Alcohol liver disease occurs when diseases affect the liver as a result of chronic alcohol consumption. This liver disease progresses from fatty infiltration to hepatitis then to cirrhosis. Studies reveal that alcohol consumption may cause from 20% to 50% cirrhosis of the liver, epilepsy, poisonings, road traffic accidents, violence and several types of cancer. Alcohol liver disease has three prevalent types which are fatty liver, alcohol hepatitis and alcohol cirrhosis.
It is a build-up of fat in the liver. This is not to say that fat is not present in the liver but an excess can become a health problem. The liver carries out lots of functions in the body. Some of which include metabolism or breakdown of food and drink. In addition, it helps to filter away harmful substances from the blood. This process becomes interrupted if too much fat is in the liver. Fatty liver is a reversible condition that lifestyle modifications can resolve. Fatty liver affects around 10 to 20 percent of Americans without cirrhosis or inflammation. Most cases of fatty liver are diagnosed in people between ages 40 and 60, according to the American Liver Foundation. There are no symptoms at this stage although the liver can get enlarge causing upper abdominal discomfort.

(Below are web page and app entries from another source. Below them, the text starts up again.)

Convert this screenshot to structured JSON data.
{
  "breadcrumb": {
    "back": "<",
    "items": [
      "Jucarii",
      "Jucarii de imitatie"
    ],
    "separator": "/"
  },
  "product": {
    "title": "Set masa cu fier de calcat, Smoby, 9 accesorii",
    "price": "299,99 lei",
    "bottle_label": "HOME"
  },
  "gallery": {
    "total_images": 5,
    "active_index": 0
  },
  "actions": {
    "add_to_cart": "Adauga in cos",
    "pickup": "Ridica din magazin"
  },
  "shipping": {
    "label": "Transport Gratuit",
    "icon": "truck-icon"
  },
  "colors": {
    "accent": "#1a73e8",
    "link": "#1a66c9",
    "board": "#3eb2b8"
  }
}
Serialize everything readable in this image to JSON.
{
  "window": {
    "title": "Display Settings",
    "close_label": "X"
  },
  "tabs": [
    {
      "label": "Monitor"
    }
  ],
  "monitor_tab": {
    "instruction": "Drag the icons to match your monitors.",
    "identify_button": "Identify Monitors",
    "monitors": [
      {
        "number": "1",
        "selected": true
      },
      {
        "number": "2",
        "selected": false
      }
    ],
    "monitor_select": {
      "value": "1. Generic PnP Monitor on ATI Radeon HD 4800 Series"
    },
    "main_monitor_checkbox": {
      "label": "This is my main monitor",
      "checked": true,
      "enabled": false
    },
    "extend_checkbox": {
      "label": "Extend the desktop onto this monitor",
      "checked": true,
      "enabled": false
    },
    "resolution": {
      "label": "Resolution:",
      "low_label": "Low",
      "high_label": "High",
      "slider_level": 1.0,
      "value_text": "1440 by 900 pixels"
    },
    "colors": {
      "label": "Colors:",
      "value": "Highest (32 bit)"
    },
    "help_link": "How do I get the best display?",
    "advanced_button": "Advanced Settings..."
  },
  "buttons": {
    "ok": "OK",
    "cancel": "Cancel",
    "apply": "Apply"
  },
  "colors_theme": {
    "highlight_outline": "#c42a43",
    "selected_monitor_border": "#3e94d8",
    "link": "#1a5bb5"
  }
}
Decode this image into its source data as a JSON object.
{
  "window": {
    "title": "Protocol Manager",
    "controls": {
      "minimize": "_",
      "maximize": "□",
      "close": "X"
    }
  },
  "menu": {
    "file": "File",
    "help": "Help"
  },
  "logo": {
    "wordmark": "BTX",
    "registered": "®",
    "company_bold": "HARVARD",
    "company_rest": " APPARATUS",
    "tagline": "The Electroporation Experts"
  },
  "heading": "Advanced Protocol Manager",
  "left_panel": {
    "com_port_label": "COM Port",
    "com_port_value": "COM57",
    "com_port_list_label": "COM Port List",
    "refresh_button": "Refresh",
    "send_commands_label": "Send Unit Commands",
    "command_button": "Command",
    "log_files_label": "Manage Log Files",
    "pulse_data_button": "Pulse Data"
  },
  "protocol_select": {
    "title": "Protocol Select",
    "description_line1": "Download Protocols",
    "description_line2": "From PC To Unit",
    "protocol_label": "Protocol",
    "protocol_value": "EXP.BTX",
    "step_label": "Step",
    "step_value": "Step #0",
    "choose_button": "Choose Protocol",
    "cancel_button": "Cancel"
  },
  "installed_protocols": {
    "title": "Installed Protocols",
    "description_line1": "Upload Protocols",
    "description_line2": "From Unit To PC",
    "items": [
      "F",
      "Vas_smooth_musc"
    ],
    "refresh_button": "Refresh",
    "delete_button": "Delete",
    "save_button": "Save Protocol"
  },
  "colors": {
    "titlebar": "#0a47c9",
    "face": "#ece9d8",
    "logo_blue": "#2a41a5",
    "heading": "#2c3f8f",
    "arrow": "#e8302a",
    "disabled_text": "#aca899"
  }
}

This is inflammation of the liver caused by chronic alcohol intake. It can progressively lead to degenerative changes in the cells and replacement of the liver cells with scar tissues (fibrosis). The rate of mortality in severe cases is about 50 percent. If heavy drinking continues, about 40 percent of cases of alcoholic hepatitis will develop into cirrhosis. Symptoms of hepatitis include fever, jaundice, nausea, vomiting, abdominal pain and tenderness.
This is the progressive condition of the liver after chronic inflammatory processes (hepatitis). It is the most serious form of Alcohol Liver Disease and a cause of many deaths and serious illnesses.
In cirrhosis, scar tissue replaces normal liver tissue, thereby disrupting blood flow through the liver and preventing it from working properly. About 10 percent to 15 percent of people with alcoholism develop cirrhosis but many survive it. Many are unaware that they have it and about 30 percent to 40 percent of cirrhosis cases are discovered at autopsy (Anand 1999).
The 5 year survival rate for people with cirrhosis who stop drinking is about 90 percent, compared with 70 percent of those who do not stop drinking. Symptoms of liver cirrhosis includes: weight loss, loss of appetite, jaundice(yellowing ), liver enlargement and accumulation of fluid in the abdomen (ascites). Others are high blood pressure in the liver (portal hypertension), bleeding from veins in the oesophagus (oesophageal varices), behaviour changes and mental confusion and enlarged spleen.
Treatment of Alcohol Liver Disease
This is a major intervention to stopping alcohol-related diseases and preventing it from becoming worse. It is important to discuss treatment options with your healthcare provide. These can include counselling and medications. It can be dangerous to stop drinking alcohol suddenly. This can cause a rapid reduction in alcohol and can lead to withdrawal symptoms including anxiety, agitation, hallucinations and seizures. If you are physically addicted to alcohol, medical supervision in a detoxification (or detox) program will help to safely reduce your alcohol levels.
Weight loss is a common sign in alcoholics due to breakdown of alcohol in the body. Doctors recommend special diets, nutritional supplements which will provide nutrient and minerals that the body needs. Consuming balanced meals can help correct malnutrition.
Depending on the severity of the disease especially in hepatitis, medications like corticosteroids and pentoxifylline are useful to reduce inflammatory processes e.g. steroid prednisolone.
Doctors carry out liver transplant out in extreme cases of liver cirrhosis. Ordinarily, the liver replaces its worn cells. However, if unable to do so as a result of scarring of the liver cells, a liver transplant might be an option to consider.